As I was reflecting on the past year (2019), I discovered an article from December 2018, that I had saved in my computer. It was about upcoming trends to watch in the coming year. Having just completed living in that “coming” year, I wondered just how well those trends survived.
As it turns out, those trendy happenings didn’t seem to occur, at least not in my world. Now this article was from a reputable news agency, so I made the leap of faith that someone had painstakingly researched these fads. So perhaps they were popular in New York or San Diego. Maybe even London and Paris. But here, in Miami County, Ohio? I didn’t see a lot of them.
For example, the first trend on the list was using “exotic mushrooms” in mixed drinks. The reporter said that according to a study, nearly 70 percent of bartenders were going to experiment with mushrooms in cocktails. They showed a picture — it looked disgusting. Thank goodness my favorite barkeeps did not embrace this concept. But the report went on to note, “There is definitely a trend toward more savory ingredients in cocktails, with a big emphasis on vegetables and vegetal notes.” So watch out for more than celery or olives in your Bloody Mary, I guess.
The second lifestyle trend in the report was that flip phones would make a comeback. If only that were true! The article cited many reasons for this, not the least of which is that it would protect the phone from damage when dropped. But again, in my experience, I saw very few new flip phones.
The most alarming trend that was noted, and one I’m glad I did not see, was called “quick bites” for television shows. The report predicted that a number of networks would begin airing series that would be in 5-minute episodes. I have enough trouble keeping plot lines and characters straight when I watch for an hour, so I’m sure I will remember nothing of a 5-minute episode.

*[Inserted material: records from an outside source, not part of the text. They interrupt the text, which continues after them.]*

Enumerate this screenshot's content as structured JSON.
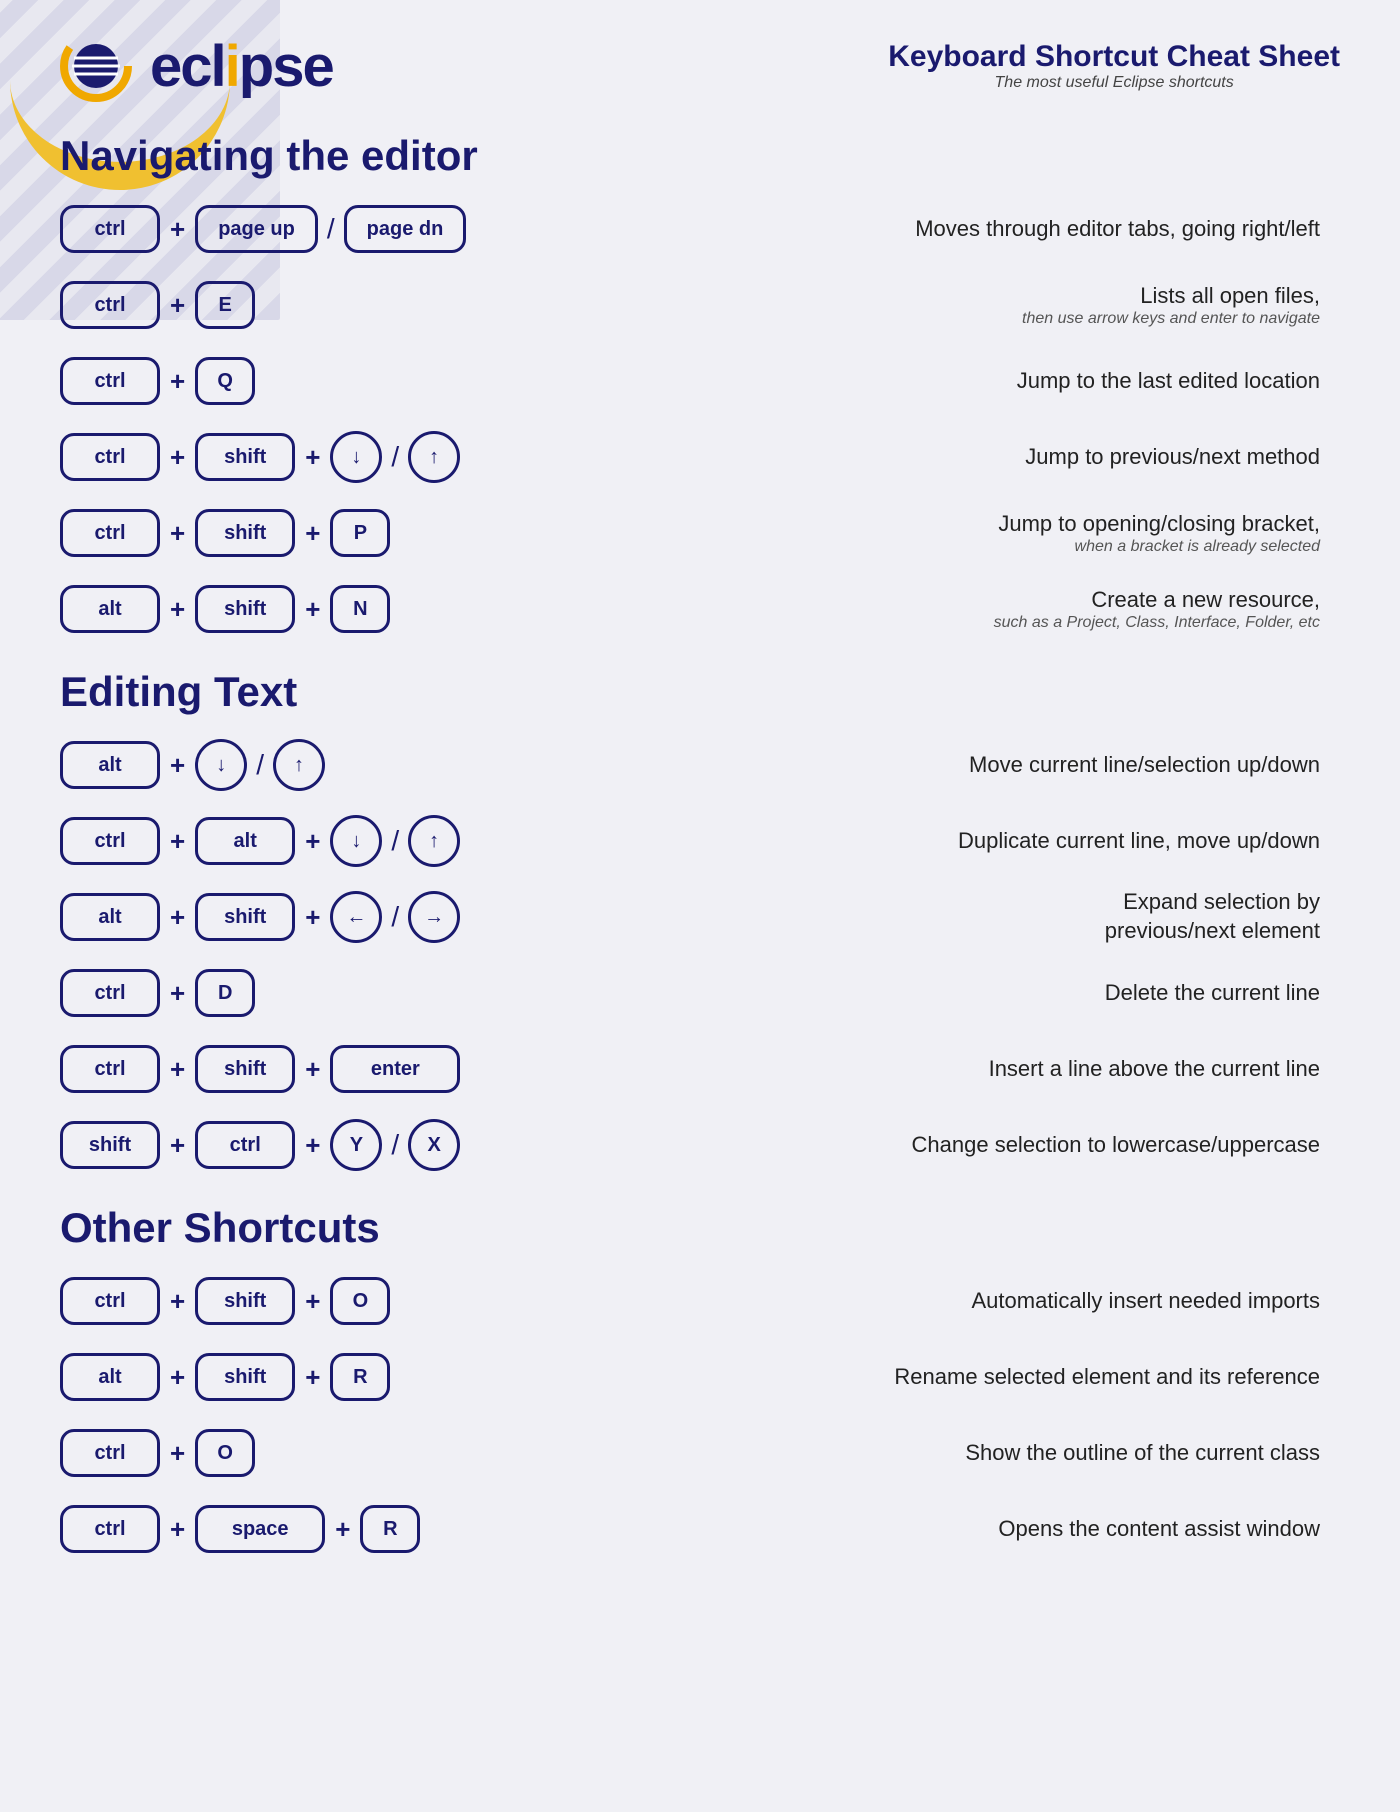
{
  "logo": {
    "text_before": "ecl",
    "text_highlight": "i",
    "text_after": "pse"
  },
  "header": {
    "title": "Keyboard Shortcut Cheat Sheet",
    "subtitle": "The most useful Eclipse shortcuts"
  },
  "sections": [
    {
      "id": "navigating",
      "title": "Navigating the editor",
      "shortcuts": [
        {
          "keys": [
            [
              "ctrl"
            ],
            "+",
            [
              "page up"
            ],
            "/",
            [
              "page dn"
            ]
          ],
          "desc": "Moves through editor tabs, going right/left",
          "desc_sub": ""
        },
        {
          "keys": [
            [
              "ctrl"
            ],
            "+",
            [
              "E"
            ]
          ],
          "desc": "Lists all open files,",
          "desc_sub": "then use arrow keys and enter to navigate"
        },
        {
          "keys": [
            [
              "ctrl"
            ],
            "+",
            [
              "Q"
            ]
          ],
          "desc": "Jump to the last edited location",
          "desc_sub": ""
        },
        {
          "keys": [
            [
              "ctrl"
            ],
            "+",
            [
              "shift"
            ],
            "+",
            [
              "↓"
            ],
            "/",
            [
              "↑"
            ]
          ],
          "desc": "Jump to previous/next method",
          "desc_sub": ""
        },
        {
          "keys": [
            [
              "ctrl"
            ],
            "+",
            [
              "shift"
            ],
            "+",
            [
              "P"
            ]
          ],
          "desc": "Jump to opening/closing bracket,",
          "desc_sub": "when a bracket is already selected"
        },
        {
          "keys": [
            [
              "alt"
            ],
            "+",
            [
              "shift"
            ],
            "+",
            [
              "N"
            ]
          ],
          "desc": "Create a new resource,",
          "desc_sub": "such as a Project, Class, Interface, Folder, etc"
        }
      ]
    },
    {
      "id": "editing",
      "title": "Editing Text",
      "shortcuts": [
        {
          "keys": [
            [
              "alt"
            ],
            "+",
            [
              "↓"
            ],
            "/",
            [
              "↑"
            ]
          ],
          "desc": "Move current line/selection up/down",
          "desc_sub": ""
        },
        {
          "keys": [
            [
              "ctrl"
            ],
            "+",
            [
              "alt"
            ],
            "+",
            [
              "↓"
            ],
            "/",
            [
              "↑"
            ]
          ],
          "desc": "Duplicate current line, move up/down",
          "desc_sub": ""
        },
        {
          "keys": [
            [
              "alt"
            ],
            "+",
            [
              "shift"
            ],
            "+",
            [
              "←"
            ],
            "/",
            [
              "→"
            ]
          ],
          "desc": "Expand selection by previous/next element",
          "desc_sub": ""
        },
        {
          "keys": [
            [
              "ctrl"
            ],
            "+",
            [
              "D"
            ]
          ],
          "desc": "Delete the current line",
          "desc_sub": ""
        },
        {
          "keys": [
            [
              "ctrl"
            ],
            "+",
            [
              "shift"
            ],
            "+",
            [
              "enter"
            ]
          ],
          "desc": "Insert a line above the current line",
          "desc_sub": ""
        },
        {
          "keys": [
            [
              "shift"
            ],
            "+",
            [
              "ctrl"
            ],
            "+",
            [
              "Y"
            ],
            "/",
            [
              "X"
            ]
          ],
          "desc": "Change selection to lowercase/uppercase",
          "desc_sub": ""
        }
      ]
    },
    {
      "id": "other",
      "title": "Other Shortcuts",
      "shortcuts": [
        {
          "keys": [
            [
              "ctrl"
            ],
            "+",
            [
              "shift"
            ],
            "+",
            [
              "O"
            ]
          ],
          "desc": "Automatically insert needed imports",
          "desc_sub": ""
        },
        {
          "keys": [
            [
              "alt"
            ],
            "+",
            [
              "shift"
            ],
            "+",
            [
              "R"
            ]
          ],
          "desc": "Rename selected element and its reference",
          "desc_sub": ""
        },
        {
          "keys": [
            [
              "ctrl"
            ],
            "+",
            [
              "O"
            ]
          ],
          "desc": "Show the outline of the current class",
          "desc_sub": ""
        },
        {
          "keys": [
            [
              "ctrl"
            ],
            "+",
            [
              "space"
            ],
            "+",
            [
              "R"
            ]
          ],
          "desc": "Opens the content assist window",
          "desc_sub": ""
        }
      ]
    }
  ]
}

Of course, this made me research what the hot lifestyle changes are predicted for 2020. According to Forbes, we should expect some interesting changes in food service and restaurants, including more “off-site” dining. This means more meal delivery, either prepared or semi-prepared. This same article stated we’d see more “West African cuisine…and ancient grains like fonio, teff and millet as well as moringa and tamarind in more dishes and on grocery shelves.” I have never heard of these foods, but will definitely watch menus for them.
A predicted trend that’s near and dear to my heart is eco-friendly products. Technomics predicts upcoming efforts such as reusable cup programs; strawless lids; wood-fiber utensils; and more investment into compostable packaging. Food service is joining the ranks of many involved in protecting our planet.
These predicted lifestyle fads may give us some fodder for resolutions for the new year. Let’s all try moringa, or stop using plastic straws. I’ll likely do better at either of those than my age-old “go to the gym more often” resolution!
Sue is a retired public servant who volunteers at the Hospice store (For All Seasons) in Troy and teaches part-time at Urbana University. She keeps busy taking care of husband, house, and pets. She and her husband have an adult son who lives in Troy. Email her at email@example.com.